-- DATA follows --

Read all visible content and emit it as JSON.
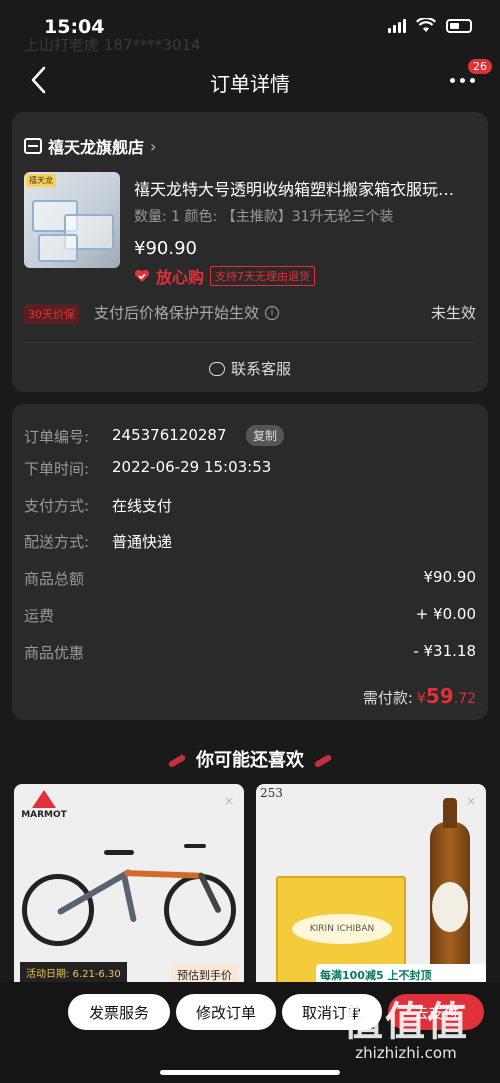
{
  "status_bar": {
    "time": "15:04"
  },
  "ghost": {
    "line1": "上山打老虎  187****3014",
    "line2": ""
  },
  "nav": {
    "title": "订单详情",
    "badge": "26"
  },
  "shop": {
    "name": "禧天龙旗舰店",
    "product": {
      "title": "禧天龙特大号透明收纳箱塑料搬家箱衣服玩…",
      "spec": "数量: 1  颜色: 【主推款】31升无轮三个装",
      "price": "¥90.90",
      "assure_text": "放心购",
      "assure_badge": "支持7天无理由退货",
      "thumb_tag": "禧天龙"
    },
    "price_protect": {
      "tag": "30天价保",
      "text": "支付后价格保护开始生效",
      "status": "未生效"
    },
    "customer_service": "联系客服"
  },
  "order_info": {
    "rows": [
      {
        "label": "订单编号:",
        "value": "245376120287"
      },
      {
        "label": "下单时间:",
        "value": "2022-06-29 15:03:53"
      },
      {
        "label": "支付方式:",
        "value": "在线支付"
      },
      {
        "label": "配送方式:",
        "value": "普通快递"
      }
    ],
    "copy_label": "复制",
    "amounts": [
      {
        "label": "商品总额",
        "value": "¥90.90"
      },
      {
        "label": "运费",
        "value": "+ ¥0.00"
      },
      {
        "label": "商品优惠",
        "value": "- ¥31.18"
      }
    ],
    "total_label": "需付款:",
    "total_symbol": "¥",
    "total_int": "59",
    "total_dec": ".72"
  },
  "recommend": {
    "title": "你可能还喜欢",
    "items": [
      {
        "brand": "MARMOT",
        "activity": "活动日期: 6.21-6.30",
        "presale": "预估到手价"
      },
      {
        "corner": "253",
        "box_label": "KIRIN ICHIBAN",
        "promo": "每满100减5 上不封顶"
      }
    ]
  },
  "bottom_bar": {
    "invoice": "发票服务",
    "modify": "修改订单",
    "cancel": "取消订单",
    "pay": "去支付"
  },
  "watermark": {
    "logo": "值值值",
    "domain": "zhizhizhi.com"
  }
}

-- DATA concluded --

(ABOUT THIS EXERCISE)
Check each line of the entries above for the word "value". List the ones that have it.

(EXERCISE SOLUTION)
        "value": "245376120287"
        "value": "2022-06-29 15:03:53"
        "value": "在线支付"
        "value": "普通快递"
        "value": "¥90.90"
        "value": "+ ¥0.00"
        "value": "- ¥31.18"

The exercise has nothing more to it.